West Street Hotel, Acadia National Park, Maine
Unlike the West Coast with its manageable dry heat, New England has some notoriously muggy summers — but you can ditch some of the stickiness on a detour through Acadia National Park in Maine. Throw down your bags at the chic West Street Hotel in coastal Bar Harbor, where a slick adults-only rooftop pool looks out onto Frenchman's Cove and is a welcome respite after a long day of exploration. Two miles down the road, in Acadia, take a warm-up stroll down the leisurely Wonderland Trail, which weaves through evergreen forest and past rocky shoreline (keep an eye out for loons and chickadees, among other birds). Thanks to the contributions of John D. Rockefeller Jr., there are also 45 miles of scenic carriage roads that run through the park, where visitors can bike or horseback ride.
RELATED: A Summer Road Trip in Southern Maine
Belton Chalet, Glacier National Park, Montana
The Swiss-style Belton Chalet has been hosting Glacier National Park visitors for more than 100 years. While the hotel has lived more than a few lives since its opening (it was once a pizzeria, a bakery, and a part-time café) and has since been remodeled, you can still find some of the same original thrills. Feel the wind on your face during a tour of the park in a vintage 'jammer' – a canvas-topped, 17-passenger red automobile circa 1939. Looking for something more active? Hike from Logan Pass to Hidden Lake while breathing in fresh alpine meadow air and crossing paths with mountain goats. Of course, any Glacier National Park trip wouldn't be complete without spending time on the two-lane, 50-mile Going-to-the-Sun Road. Drive the road in full (it takes about two hours) or claim a spot on the free shuttle.
Fireside Resort, Jackson Hole, Wyoming
The mod meets rustic cabins of Fireside Resort are screaming our names this summer, and while the chocolate leather couches, exposed beams and cozy front porches make a great excuse for staying in, the vast backcountry of Grand Teton National Park ultimately beckons. Get hyped as you see the Tetons from a new perspective on a scenic flight, or unwind as you aimlessly float down Snake River on an inner tube. Those looking for photo ops will want to drop by the open prairie lands of Antelope Flats along Mormon Row. There you'll find barns and homesteads from Jackson Hole's original Mormon settlers – including the iconic John Moulton barn (pictured above) – set against a striking blue sky, cotton-puff clouds and the snowcapped Teton range. Whether you're shooting on a primo DSLR or a now ancient iPhone 4, it's impossible to take a bad photo.
Lake Placid Lodge, The Adirondacks, New York

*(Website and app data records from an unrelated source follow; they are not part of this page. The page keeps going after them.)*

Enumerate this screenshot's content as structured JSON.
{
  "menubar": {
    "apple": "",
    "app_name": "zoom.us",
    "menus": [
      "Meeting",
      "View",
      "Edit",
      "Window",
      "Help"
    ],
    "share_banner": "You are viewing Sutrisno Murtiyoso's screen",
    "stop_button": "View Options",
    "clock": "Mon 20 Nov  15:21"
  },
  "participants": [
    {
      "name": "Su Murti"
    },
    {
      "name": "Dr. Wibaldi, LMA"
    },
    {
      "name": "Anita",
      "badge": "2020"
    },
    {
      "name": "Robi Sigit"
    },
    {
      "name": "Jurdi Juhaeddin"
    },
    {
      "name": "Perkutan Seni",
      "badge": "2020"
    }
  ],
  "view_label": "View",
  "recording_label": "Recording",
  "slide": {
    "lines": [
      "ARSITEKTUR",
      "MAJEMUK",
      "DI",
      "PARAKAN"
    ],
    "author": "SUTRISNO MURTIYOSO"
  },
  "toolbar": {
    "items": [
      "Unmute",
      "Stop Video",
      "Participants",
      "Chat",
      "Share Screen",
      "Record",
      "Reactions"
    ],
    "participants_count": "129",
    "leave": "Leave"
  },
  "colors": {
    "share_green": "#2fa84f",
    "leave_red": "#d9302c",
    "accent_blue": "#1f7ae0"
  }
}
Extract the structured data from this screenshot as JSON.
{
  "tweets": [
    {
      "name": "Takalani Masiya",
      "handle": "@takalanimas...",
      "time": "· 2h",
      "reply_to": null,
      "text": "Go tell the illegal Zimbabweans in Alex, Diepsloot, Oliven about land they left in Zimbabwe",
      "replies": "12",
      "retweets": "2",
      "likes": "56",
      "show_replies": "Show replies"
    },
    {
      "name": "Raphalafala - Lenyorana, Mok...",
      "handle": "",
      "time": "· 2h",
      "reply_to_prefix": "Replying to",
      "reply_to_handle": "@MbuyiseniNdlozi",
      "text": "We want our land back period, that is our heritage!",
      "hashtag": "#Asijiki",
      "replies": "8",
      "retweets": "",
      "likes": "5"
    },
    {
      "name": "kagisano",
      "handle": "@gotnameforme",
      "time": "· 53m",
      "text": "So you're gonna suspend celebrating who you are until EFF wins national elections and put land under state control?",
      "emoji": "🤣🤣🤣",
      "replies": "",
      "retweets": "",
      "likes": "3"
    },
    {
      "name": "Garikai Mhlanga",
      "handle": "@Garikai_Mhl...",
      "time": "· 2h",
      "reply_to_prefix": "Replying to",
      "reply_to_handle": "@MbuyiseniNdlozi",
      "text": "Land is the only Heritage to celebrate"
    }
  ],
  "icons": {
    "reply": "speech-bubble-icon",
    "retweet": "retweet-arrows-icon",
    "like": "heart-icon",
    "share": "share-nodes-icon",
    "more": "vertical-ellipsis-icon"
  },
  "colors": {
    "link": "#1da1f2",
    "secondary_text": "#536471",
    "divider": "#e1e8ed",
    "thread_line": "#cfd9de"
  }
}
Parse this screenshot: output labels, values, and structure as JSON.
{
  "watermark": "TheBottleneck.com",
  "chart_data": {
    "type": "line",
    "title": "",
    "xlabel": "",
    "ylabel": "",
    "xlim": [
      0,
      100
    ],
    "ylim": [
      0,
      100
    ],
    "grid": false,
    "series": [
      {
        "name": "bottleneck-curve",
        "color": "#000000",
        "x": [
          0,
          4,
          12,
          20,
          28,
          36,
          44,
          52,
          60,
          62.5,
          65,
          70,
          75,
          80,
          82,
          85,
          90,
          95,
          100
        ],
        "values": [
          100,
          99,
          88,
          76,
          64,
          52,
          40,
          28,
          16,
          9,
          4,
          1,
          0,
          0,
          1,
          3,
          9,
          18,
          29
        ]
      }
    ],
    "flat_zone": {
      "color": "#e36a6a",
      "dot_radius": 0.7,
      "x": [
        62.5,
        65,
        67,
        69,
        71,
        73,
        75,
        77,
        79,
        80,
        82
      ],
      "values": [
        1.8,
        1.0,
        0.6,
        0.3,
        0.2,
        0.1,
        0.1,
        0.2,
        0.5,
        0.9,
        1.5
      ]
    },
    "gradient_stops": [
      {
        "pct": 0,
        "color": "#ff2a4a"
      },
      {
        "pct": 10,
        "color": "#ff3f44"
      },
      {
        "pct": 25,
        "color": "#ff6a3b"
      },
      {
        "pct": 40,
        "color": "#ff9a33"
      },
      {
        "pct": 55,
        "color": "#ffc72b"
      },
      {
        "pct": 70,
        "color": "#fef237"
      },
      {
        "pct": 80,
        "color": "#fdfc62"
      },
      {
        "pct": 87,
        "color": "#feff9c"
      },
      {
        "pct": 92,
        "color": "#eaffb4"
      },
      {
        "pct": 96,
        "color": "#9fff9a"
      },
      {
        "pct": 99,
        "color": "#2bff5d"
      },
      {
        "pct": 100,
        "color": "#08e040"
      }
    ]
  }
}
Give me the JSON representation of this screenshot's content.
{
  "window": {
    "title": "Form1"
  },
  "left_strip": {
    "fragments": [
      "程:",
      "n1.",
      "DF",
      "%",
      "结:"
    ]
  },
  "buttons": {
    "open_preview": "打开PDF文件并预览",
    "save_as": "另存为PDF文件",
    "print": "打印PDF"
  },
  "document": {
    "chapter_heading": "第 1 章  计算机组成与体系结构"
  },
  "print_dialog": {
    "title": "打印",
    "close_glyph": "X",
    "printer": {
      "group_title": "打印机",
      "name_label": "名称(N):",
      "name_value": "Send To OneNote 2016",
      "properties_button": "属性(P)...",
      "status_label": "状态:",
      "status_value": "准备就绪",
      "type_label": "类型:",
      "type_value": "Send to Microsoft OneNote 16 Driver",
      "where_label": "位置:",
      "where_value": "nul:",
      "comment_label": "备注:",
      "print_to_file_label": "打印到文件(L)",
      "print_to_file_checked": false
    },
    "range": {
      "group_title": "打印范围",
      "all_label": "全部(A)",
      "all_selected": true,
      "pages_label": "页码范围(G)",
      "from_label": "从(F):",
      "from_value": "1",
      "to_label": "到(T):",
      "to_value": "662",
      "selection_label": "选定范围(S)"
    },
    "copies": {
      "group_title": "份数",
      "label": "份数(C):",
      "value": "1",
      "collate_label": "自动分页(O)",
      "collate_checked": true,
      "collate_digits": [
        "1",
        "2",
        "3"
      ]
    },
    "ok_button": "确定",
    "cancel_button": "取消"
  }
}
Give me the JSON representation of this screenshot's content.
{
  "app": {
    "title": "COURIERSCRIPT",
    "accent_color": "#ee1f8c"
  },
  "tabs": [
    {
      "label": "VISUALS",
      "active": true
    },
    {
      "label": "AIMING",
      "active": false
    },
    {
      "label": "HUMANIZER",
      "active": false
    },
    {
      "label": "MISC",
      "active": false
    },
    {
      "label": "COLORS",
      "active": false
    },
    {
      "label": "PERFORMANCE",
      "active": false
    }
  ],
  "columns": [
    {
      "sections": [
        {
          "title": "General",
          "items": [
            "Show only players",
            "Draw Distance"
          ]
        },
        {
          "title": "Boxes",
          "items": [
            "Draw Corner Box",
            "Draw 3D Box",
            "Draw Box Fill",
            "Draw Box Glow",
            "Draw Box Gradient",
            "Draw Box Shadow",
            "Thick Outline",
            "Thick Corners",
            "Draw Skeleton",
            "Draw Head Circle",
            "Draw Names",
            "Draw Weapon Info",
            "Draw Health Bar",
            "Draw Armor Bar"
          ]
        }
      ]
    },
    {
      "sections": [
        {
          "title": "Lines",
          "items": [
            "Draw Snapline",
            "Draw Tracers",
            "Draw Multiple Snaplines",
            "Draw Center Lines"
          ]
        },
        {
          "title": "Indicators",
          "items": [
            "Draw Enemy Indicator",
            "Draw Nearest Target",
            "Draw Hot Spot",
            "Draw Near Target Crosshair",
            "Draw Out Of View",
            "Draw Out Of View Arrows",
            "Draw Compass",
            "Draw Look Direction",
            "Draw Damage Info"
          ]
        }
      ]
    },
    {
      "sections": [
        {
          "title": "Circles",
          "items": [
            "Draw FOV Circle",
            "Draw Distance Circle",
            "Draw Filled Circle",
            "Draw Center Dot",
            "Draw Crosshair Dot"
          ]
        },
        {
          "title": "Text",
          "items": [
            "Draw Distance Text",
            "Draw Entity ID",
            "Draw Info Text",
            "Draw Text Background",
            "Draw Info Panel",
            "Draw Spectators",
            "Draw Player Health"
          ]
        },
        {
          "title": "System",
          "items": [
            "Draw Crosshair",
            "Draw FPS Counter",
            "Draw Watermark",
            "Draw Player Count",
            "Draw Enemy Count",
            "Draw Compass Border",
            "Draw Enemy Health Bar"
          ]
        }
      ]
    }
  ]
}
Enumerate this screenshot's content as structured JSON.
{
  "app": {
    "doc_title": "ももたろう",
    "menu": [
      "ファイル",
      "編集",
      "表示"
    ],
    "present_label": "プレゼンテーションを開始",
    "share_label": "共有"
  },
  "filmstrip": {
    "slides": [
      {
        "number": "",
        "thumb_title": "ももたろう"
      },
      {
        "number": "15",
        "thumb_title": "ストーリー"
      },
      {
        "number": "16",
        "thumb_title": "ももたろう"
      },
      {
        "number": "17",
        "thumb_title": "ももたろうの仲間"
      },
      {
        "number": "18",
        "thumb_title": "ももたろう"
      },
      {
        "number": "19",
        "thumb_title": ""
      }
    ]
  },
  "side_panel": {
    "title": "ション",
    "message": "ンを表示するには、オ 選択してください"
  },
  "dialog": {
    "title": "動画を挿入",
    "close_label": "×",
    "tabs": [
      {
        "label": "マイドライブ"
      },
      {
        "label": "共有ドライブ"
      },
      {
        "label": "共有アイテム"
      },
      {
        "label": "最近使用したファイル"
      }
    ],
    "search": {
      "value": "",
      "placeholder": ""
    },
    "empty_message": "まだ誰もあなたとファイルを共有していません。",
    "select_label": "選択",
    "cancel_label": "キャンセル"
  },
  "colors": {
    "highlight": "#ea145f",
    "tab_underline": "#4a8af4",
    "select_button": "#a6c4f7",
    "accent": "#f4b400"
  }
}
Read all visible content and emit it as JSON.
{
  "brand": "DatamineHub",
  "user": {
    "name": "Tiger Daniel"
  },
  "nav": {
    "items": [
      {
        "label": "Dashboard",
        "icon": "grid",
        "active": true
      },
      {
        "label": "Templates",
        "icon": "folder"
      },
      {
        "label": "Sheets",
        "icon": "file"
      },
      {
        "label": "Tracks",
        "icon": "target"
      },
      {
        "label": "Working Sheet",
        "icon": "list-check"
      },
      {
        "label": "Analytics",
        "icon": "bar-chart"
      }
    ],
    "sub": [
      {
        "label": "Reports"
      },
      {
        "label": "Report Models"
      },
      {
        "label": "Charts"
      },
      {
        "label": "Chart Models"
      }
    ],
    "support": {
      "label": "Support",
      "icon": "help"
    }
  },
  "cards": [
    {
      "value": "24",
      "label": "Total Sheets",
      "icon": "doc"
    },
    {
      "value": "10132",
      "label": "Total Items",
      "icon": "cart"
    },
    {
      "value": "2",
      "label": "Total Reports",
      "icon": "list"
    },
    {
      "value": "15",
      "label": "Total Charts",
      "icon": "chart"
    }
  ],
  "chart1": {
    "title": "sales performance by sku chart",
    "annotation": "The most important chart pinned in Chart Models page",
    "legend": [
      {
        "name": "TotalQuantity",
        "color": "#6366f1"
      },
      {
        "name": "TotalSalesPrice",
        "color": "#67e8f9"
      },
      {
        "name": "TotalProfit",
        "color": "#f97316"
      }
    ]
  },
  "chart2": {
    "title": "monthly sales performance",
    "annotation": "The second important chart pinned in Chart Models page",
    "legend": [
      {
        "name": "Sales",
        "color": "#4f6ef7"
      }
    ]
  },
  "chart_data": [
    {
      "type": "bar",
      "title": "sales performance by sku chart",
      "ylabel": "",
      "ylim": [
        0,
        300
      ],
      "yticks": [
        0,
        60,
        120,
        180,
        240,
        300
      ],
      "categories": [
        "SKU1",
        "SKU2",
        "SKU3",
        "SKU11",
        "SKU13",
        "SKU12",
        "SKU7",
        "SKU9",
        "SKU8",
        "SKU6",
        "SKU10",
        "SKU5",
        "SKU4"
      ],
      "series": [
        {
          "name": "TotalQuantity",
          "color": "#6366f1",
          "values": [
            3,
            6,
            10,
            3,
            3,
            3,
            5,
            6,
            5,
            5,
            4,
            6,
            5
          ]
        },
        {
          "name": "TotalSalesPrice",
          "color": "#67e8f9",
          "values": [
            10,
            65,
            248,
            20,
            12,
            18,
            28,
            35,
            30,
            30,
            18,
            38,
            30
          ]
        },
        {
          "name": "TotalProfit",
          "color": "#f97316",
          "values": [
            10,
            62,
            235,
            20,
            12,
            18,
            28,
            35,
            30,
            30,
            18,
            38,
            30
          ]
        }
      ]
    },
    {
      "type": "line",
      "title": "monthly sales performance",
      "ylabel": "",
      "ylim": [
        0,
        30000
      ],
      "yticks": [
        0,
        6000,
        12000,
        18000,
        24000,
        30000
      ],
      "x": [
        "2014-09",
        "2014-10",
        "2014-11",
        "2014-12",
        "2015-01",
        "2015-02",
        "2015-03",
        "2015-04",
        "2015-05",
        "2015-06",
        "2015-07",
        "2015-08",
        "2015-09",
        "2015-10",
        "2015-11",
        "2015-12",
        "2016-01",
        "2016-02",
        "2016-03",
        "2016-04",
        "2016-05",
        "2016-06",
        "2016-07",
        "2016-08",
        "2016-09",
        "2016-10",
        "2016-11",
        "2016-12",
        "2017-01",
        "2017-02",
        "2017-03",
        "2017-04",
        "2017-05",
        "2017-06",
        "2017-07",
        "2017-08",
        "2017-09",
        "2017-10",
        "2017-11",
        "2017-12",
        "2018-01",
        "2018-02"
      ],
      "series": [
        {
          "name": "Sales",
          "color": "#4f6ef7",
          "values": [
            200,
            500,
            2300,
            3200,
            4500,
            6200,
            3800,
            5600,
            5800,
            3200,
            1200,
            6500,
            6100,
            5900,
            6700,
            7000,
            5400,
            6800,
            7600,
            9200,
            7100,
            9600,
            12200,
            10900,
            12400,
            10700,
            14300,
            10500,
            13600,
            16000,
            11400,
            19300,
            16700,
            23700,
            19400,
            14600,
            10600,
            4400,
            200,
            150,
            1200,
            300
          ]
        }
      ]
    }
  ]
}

Farm-to-table dining, romantic wraparound porches, and an idyllic green lawn that extends right up to the shores of Lake Placid await at Lake Placid Lodge, in the heart of New York's Adirondack Mountains. Whether you choose a room in the main lodge or a more private luxury cabin, most of your time will be spent outside, soaking in the crisp mountain air and breezes off the lake. Borrow a mountain bike from the lodge to explore the surrounding woodlands, arrange a whitewater rafting session on the Hudson, or spend an afternoon in the treetops at Wild Walk, an elevated wooden path complete with swinging bridges, a twig tree house, and a massive spider-web–like hammock that suspends you three stories above the forest floor.
RELATED: 67 Things to Do for Free in New York
Little Nell, Aspen, Colorado
Aspen may be a skier's paradise, but the city pumps out summer fun just as well as powdery snow. Settle into the ultra-luxe Little Nell, which provides easy access to downtown, Aspen Mountain, Wagner Park, and (perhaps most importantly) the 20,000-bottle wine cellar on site. One look at the Maroon Bells — two Rocky Mountain peaks mirrored by Maroon Lake and blanketed in fields of wildflowers — and you'll understand why they're one of the state's most photographed features. To really get the blood flowing, take a spin down Roaring Fork River with Aspen Whitewater Rafting, where you can try your luck at group rafting or take matters (and fate) into your own hands aboard an inflatable kayak known as a 'Ducky.'
Topnotch Resort, Stowe, Vermont
Stowe, with its little white steeples, historic ski resorts, covered bridges, and tiny downtown packed with mom-and-pop general stores, sets the standard for small-town New England charm — and Topnotch Resort lets its sublime setting shine, blending perfectly into nature with a sophisticated (yet still rugged) design. Ease into the day with a maple latte at Black Cap Coffee while discussing your game plan for visiting Smugglers' Notch State Park. The more active can hike Sterling Pond Trail to the summit for unforgettable views of Sterling Pond (and, on a clear day, distant Montreal). However, if sightseeing is more your speed, hit up some of Vermont's best galleries, glassblowing studios, and sculpture parks along the 'Mountain Road' (Route 108) that winds through Smugglers' Notch Pass and picturesque villages between Stowe and Jeffersonville.
RELATED: 50 States of Awesome: the Northeast
The Lodge at Woodloch, The Poconos, Pennsylvania
Those looking to escape New York City's steamy sidewalks and perpetual stench that pops up summer after summer flee for the Poconos, a bucolic region in northeastern Pennsylvania roughly 2.5 hours away. Head to the adults-only Lodge at Woodloch for a retreat packed with farm-to-table meals, wine tastings, and spa treatments bookended by afternoons spent by cozy stone fireplaces and tranquil soaking pools. While we wouldn't blame anyone who chose to spend all of their time there (we're eyeing the lake-view porch off of the library ourselves), there's also much to see and do outside the resort. One option: exploring the Pocono Mountains at Bushkill Falls, dubbed the Niagara of Pennsylvania, where eight cascading waterfalls are connected by a series of hiking trails, observation decks, and wooden bridges.
The LARK, Bozeman, Montana
While Bozeman is a destination in its own right, it also happens to be an ideal starting point for trips to Yellowstone National Park. First, check into The LARK, a hotel so proud of its hometown that it encourages guests to spend most of their time outside the property (just look to the funky Montana infographics and maps plastered on guest room walls and in-house local guides with a penchant for everything Bozeman). Make time for Custer Gallatin National Forest, just minutes from the hotel and a perfect place to picnic, hike, fish, or take scenic drives through landscapes straight out of a Bob Ross painting. From here, you can start your mini road trip to Yellowstone (just under three hours away), making detours to the chilly waters of Cascade Creek via Lava Lake Trail and the tumbling geysers and waterfalls of Fairy Falls Trail.